▶ _Data_
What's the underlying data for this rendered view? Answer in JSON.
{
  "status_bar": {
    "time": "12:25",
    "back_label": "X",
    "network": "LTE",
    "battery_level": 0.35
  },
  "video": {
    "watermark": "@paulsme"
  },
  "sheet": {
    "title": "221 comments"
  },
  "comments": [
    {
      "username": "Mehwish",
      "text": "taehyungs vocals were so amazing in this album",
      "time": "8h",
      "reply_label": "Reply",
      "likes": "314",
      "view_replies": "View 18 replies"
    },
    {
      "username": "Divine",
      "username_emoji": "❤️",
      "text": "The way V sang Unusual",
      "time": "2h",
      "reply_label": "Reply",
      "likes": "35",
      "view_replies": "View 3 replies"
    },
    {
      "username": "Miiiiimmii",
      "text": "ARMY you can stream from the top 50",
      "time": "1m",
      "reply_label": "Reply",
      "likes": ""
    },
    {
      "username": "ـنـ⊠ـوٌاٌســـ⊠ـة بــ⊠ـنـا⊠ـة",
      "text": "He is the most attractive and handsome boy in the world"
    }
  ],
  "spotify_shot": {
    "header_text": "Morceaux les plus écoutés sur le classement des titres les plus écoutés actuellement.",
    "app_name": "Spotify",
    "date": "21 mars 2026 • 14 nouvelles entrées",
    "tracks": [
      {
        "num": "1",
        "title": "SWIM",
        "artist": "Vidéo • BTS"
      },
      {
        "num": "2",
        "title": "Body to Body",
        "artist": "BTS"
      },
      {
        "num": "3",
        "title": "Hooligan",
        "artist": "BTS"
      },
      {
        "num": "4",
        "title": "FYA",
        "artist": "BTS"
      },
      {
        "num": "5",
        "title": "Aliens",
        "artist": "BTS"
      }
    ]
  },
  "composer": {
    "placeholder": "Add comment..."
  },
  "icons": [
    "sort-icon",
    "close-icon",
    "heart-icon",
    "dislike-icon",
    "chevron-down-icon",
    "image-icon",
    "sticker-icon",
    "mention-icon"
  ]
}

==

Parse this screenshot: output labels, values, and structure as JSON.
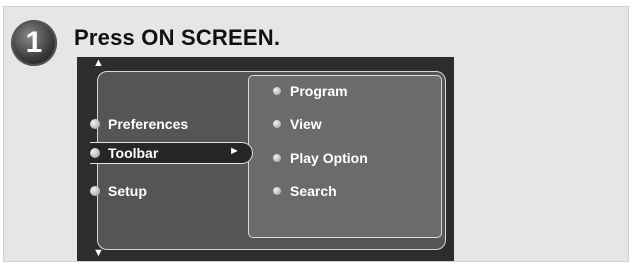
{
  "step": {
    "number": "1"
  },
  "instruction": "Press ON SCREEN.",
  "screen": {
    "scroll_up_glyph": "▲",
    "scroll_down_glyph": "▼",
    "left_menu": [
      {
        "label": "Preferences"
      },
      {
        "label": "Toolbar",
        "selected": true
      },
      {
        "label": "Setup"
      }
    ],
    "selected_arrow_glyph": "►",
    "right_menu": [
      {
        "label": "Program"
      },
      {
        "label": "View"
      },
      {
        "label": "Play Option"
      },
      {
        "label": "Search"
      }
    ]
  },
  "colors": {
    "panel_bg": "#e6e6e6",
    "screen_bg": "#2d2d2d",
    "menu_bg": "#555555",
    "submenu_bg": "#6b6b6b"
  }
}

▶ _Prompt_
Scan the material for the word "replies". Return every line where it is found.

▶ _Answer to the problem_
      "view_replies": "View 18 replies"
      "view_replies": "View 3 replies"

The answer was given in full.